WHAT IS EXPECTED
No record may be omitted; give all of them again exactly.

RAW DATA
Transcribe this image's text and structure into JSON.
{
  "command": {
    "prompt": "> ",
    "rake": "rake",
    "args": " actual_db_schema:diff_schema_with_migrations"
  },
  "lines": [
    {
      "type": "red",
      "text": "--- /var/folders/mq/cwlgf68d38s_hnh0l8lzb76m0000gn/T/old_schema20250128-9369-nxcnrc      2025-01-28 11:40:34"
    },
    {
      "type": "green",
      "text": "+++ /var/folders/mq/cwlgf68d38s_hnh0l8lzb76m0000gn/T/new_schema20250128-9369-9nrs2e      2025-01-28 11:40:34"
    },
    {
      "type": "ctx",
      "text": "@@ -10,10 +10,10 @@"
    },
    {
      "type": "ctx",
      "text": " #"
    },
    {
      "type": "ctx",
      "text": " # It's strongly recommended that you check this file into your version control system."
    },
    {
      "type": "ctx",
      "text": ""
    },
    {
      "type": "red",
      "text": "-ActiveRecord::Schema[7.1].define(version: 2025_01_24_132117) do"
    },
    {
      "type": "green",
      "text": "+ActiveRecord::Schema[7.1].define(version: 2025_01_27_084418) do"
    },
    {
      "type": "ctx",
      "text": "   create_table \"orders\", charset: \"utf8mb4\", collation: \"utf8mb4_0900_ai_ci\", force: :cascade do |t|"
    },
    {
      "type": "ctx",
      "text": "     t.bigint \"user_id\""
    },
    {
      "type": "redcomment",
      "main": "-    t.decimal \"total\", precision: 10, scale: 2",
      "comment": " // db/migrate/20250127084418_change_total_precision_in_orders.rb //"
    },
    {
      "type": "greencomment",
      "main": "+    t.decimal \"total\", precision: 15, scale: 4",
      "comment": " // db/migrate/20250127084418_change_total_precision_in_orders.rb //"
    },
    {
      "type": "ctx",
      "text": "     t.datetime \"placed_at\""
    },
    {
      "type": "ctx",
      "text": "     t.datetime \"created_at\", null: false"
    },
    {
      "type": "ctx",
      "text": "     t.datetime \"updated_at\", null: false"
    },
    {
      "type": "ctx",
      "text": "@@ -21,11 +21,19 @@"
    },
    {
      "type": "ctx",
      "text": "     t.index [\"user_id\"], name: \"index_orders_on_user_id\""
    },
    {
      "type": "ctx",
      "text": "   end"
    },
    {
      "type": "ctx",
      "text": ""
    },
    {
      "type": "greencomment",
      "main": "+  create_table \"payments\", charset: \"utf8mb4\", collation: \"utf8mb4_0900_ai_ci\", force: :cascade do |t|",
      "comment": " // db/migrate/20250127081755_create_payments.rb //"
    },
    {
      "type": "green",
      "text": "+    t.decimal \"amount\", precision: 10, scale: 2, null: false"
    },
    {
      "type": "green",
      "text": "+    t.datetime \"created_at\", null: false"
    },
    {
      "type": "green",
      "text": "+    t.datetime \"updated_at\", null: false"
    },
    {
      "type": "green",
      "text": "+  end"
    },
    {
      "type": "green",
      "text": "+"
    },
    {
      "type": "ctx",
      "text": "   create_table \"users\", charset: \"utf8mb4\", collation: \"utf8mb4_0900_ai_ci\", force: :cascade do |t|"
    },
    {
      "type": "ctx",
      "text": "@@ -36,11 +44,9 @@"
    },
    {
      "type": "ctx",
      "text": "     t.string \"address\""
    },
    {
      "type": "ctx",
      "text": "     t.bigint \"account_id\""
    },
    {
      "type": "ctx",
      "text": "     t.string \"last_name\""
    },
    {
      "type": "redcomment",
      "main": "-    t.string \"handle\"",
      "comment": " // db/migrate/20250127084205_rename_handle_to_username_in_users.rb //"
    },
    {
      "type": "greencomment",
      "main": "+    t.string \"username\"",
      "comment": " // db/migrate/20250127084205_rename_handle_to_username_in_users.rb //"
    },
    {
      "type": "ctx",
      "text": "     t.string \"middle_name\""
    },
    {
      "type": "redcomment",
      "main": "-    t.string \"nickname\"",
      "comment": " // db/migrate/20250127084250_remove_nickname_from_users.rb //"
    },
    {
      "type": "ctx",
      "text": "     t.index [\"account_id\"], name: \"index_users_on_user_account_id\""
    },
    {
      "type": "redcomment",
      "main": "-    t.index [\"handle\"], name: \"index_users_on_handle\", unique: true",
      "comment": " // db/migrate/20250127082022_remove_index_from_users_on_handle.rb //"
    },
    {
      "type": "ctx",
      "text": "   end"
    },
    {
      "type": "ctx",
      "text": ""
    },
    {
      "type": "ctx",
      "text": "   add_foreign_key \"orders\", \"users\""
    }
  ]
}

FINISHED EXERCISE
Transcribe this image's text and structure into JSON.
{
  "command": {
    "prompt": "> ",
    "rake": "rake",
    "args": " actual_db_schema:diff_schema_with_migrations"
  },
  "lines": [
    {
      "type": "red",
      "text": "--- /var/folders/mq/cwlgf68d38s_hnh0l8lzb76m0000gn/T/old_schema20250128-9369-nxcnrc      2025-01-28 11:40:34"
    },
    {
      "type": "green",
      "text": "+++ /var/folders/mq/cwlgf68d38s_hnh0l8lzb76m0000gn/T/new_schema20250128-9369-9nrs2e      2025-01-28 11:40:34"
    },
    {
      "type": "ctx",
      "text": "@@ -10,10 +10,10 @@"
    },
    {
      "type": "ctx",
      "text": " #"
    },
    {
      "type": "ctx",
      "text": " # It's strongly recommended that you check this file into your version control system."
    },
    {
      "type": "ctx",
      "text": ""
    },
    {
      "type": "red",
      "text": "-ActiveRecord::Schema[7.1].define(version: 2025_01_24_132117) do"
    },
    {
      "type": "green",
      "text": "+ActiveRecord::Schema[7.1].define(version: 2025_01_27_084418) do"
    },
    {
      "type": "ctx",
      "text": "   create_table \"orders\", charset: \"utf8mb4\", collation: \"utf8mb4_0900_ai_ci\", force: :cascade do |t|"
    },
    {
      "type": "ctx",
      "text": "     t.bigint \"user_id\""
    },
    {
      "type": "redcomment",
      "main": "-    t.decimal \"total\", precision: 10, scale: 2",
      "comment": " // db/migrate/20250127084418_change_total_precision_in_orders.rb //"
    },
    {
      "type": "greencomment",
      "main": "+    t.decimal \"total\", precision: 15, scale: 4",
      "comment": " // db/migrate/20250127084418_change_total_precision_in_orders.rb //"
    },
    {
      "type": "ctx",
      "text": "     t.datetime \"placed_at\""
    },
    {
      "type": "ctx",
      "text": "     t.datetime \"created_at\", null: false"
    },
    {
      "type": "ctx",
      "text": "     t.datetime \"updated_at\", null: false"
    },
    {
      "type": "ctx",
      "text": "@@ -21,11 +21,19 @@"
    },
    {
      "type": "ctx",
      "text": "     t.index [\"user_id\"], name: \"index_orders_on_user_id\""
    },
    {
      "type": "ctx",
      "text": "   end"
    },
    {
      "type": "ctx",
      "text": ""
    },
    {
      "type": "greencomment",
      "main": "+  create_table \"payments\", charset: \"utf8mb4\", collation: \"utf8mb4_0900_ai_ci\", force: :cascade do |t|",
      "comment": " // db/migrate/20250127081755_create_payments.rb //"
    },
    {
      "type": "green",
      "text": "+    t.decimal \"amount\", precision: 10, scale: 2, null: false"
    },
    {
      "type": "green",
      "text": "+    t.datetime \"created_at\", null: false"
    },
    {
      "type": "green",
      "text": "+    t.datetime \"updated_at\", null: false"
    },
    {
      "type": "green",
      "text": "+  end"
    },
    {
      "type": "green",
      "text": "+"
    },
    {
      "type": "ctx",
      "text": "   create_table \"users\", charset: \"utf8mb4\", collation: \"utf8mb4_0900_ai_ci\", force: :cascade do |t|"
    },
    {
      "type": "ctx",
      "text": "@@ -36,11 +44,9 @@"
    },
    {
      "type": "ctx",
      "text": "     t.string \"address\""
    },
    {
      "type": "ctx",
      "text": "     t.bigint \"account_id\""
    },
    {
      "type": "ctx",
      "text": "     t.string \"last_name\""
    },
    {
      "type": "redcomment",
      "main": "-    t.string \"handle\"",
      "comment": " // db/migrate/20250127084205_rename_handle_to_username_in_users.rb //"
    },
    {
      "type": "greencomment",
      "main": "+    t.string \"username\"",
      "comment": " // db/migrate/20250127084205_rename_handle_to_username_in_users.rb //"
    },
    {
      "type": "ctx",
      "text": "     t.string \"middle_name\""
    },
    {
      "type": "redcomment",
      "main": "-    t.string \"nickname\"",
      "comment": " // db/migrate/20250127084250_remove_nickname_from_users.rb //"
    },
    {
      "type": "ctx",
      "text": "     t.index [\"account_id\"], name: \"index_users_on_user_account_id\""
    },
    {
      "type": "redcomment",
      "main": "-    t.index [\"handle\"], name: \"index_users_on_handle\", unique: true",
      "comment": " // db/migrate/20250127082022_remove_index_from_users_on_handle.rb //"
    },
    {
      "type": "ctx",
      "text": "   end"
    },
    {
      "type": "ctx",
      "text": ""
    },
    {
      "type": "ctx",
      "text": "   add_foreign_key \"orders\", \"users\""
    }
  ]
}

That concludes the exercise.